04 Jul 2007 Controversy with the Image Count at Fotolia
The number of images that Fotolia reports on the front page of their website has been the subject of much debate and accusation. Since the Fotolia V2 upgrade the figure has dropped significantly, further fueling the debate. I’ve put together in this post all parts of the puzzle. The details of the debate, the indisputable facts, and the official Fotolia response.
Prior to V2, the Fotolia front page showed more than 3.3 million images in their online library. Many speculated that this figure was artificially high. They couldn’t understand how Fotolia could have more images than the market giants iStockphoto and ShutterStock. Simple research turned up evidence that supported the suspicions. The top selling images at Fotolia had lower sales than the those at other microstock websites. Also, common search terms returned far fewer results at Fotolia in comparison.
Fotolia started accepting contributions in November 2005. They initially incentivised contributions by paying $0.20 for each accepted photo. They overtook iStockphoto and ShutterStock in total image figures in July 2006, being the first to pass the 1 million milestone.
Searches for popular keywords at Fotolia (V1) did indeed return significantly lower numbers of photos than their competitors. However, search terms that were not so popular resulted in less distinctive results.
Prior to the V2 upgrade the website reported over 3.3 million images online. Fotolia announced that the V2 upgrade would involve removing images over 18 months old that had not yet been sold.
After the V2 website was launched, Fotolia’s front page reported 1.9 million images.
The statistic on the Fotolia website represents the number of images available to purchase. It does not include deleted, free, or rejected images.
Prior to the V2 upgrade, Fotolia programmed their search results to include only the most relevant results from their database.
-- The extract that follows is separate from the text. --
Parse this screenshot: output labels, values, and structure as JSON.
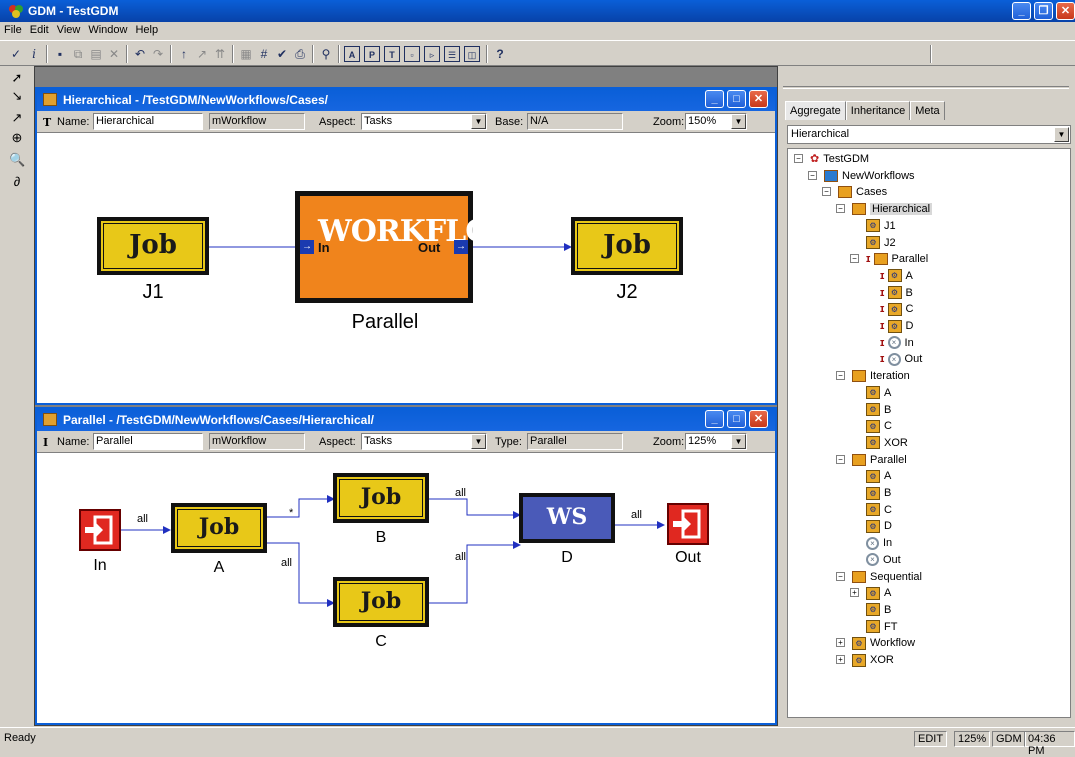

This was an intentional solution to limit the load on their servers, something the V2 upgrade has addressed. Subsequently, the same searches performed now with V2 provide more results.
Search engines are vital competitive parts of microstock websites, and they’re all complex and diverse. The results from identical searches with different search engines will always provide different results. Fotolia’s V1 search engine provided different result to what it’s V2 engine does now.
The conclusion is that there’s a logical explanation for the figures at Fotolia, but previous and current. It was high before V2, but during the upgrade they removed a lot of old non-performing images as part of a quality over quantity strategy. Fotolia no longer have the largest portfolio of all the top microstock agencies.
The controversy was based on solid evidence, though digging a little deeper it turns out things are more complicated and the evidence has a logical explanation. Everything with the Fotolia numbers is above board. And that’s good to know.
Further Analysis: Andy Goetze at StockPhotoTalk